**Task brief**: For every line in the records below that holds "JSON", make a copy.

########################################

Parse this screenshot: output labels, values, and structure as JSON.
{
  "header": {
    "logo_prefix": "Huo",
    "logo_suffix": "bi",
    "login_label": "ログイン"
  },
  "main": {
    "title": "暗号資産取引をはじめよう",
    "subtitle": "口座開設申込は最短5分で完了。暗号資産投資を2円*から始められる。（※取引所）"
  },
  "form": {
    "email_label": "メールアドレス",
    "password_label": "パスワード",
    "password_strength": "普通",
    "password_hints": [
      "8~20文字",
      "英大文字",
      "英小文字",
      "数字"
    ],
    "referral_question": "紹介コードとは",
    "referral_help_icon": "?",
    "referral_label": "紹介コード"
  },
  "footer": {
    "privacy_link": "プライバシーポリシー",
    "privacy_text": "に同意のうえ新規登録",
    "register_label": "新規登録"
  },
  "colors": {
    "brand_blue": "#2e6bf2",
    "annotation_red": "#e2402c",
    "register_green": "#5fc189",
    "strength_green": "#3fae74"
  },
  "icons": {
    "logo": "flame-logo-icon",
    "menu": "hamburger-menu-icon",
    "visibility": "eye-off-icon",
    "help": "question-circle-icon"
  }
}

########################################

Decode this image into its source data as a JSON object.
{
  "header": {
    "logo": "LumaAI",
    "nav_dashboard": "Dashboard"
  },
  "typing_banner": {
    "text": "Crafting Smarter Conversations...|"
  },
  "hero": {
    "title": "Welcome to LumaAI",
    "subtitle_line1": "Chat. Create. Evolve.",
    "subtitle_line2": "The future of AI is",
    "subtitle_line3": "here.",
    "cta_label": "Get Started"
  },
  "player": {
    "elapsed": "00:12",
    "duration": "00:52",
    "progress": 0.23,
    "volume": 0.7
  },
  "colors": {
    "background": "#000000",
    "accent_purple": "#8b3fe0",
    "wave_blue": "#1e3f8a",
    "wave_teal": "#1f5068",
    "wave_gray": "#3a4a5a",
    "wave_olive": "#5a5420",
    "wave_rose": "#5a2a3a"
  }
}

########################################

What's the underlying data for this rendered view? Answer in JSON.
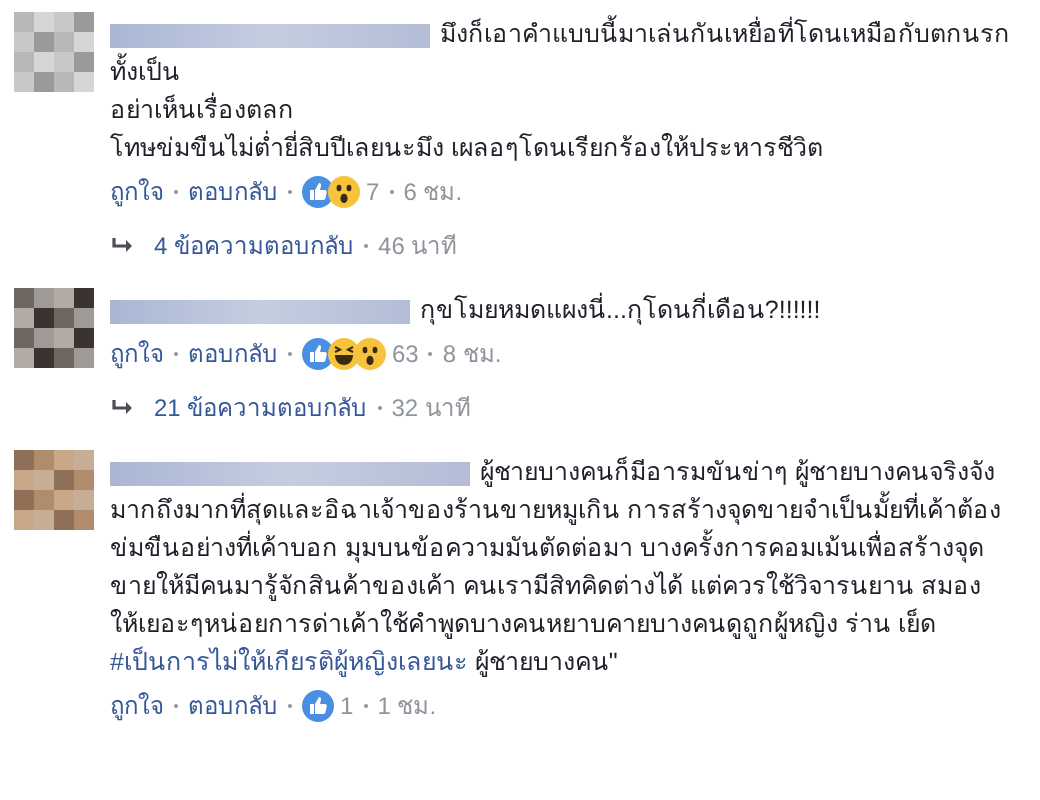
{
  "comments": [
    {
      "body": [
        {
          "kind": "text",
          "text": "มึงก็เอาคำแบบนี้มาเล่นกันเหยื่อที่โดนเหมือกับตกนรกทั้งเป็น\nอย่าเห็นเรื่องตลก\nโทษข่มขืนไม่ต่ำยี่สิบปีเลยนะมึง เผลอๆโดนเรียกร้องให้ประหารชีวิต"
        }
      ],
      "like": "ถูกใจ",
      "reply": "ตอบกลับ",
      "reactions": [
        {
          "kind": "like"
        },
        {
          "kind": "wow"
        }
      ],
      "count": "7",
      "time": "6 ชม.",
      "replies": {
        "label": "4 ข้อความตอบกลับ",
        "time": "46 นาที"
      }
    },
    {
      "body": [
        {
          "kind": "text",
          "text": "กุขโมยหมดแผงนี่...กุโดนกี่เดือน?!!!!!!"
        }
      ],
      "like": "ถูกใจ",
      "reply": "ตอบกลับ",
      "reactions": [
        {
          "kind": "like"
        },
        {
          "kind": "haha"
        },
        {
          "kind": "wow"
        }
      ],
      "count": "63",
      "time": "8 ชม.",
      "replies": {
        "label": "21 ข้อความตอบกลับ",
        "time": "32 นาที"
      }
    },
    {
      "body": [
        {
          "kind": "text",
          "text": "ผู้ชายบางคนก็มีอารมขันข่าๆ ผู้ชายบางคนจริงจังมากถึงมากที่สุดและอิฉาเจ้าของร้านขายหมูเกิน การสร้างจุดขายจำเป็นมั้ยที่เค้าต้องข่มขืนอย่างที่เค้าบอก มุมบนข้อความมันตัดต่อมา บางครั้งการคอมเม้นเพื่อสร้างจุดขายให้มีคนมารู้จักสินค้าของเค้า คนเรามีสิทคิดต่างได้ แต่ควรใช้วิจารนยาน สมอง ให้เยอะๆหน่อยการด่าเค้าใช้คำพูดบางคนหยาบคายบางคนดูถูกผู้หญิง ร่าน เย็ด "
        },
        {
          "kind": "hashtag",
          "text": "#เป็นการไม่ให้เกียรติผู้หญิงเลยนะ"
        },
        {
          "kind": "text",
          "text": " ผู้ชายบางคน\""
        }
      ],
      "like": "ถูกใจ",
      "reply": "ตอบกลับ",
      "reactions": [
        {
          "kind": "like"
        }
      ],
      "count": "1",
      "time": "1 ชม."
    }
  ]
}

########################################

**Response**:
Parse this screenshot: output labels, values, and structure as JSON.
Decode this image into its source data as a JSON object.
What's the underlying data for this rendered view? Answer in JSON.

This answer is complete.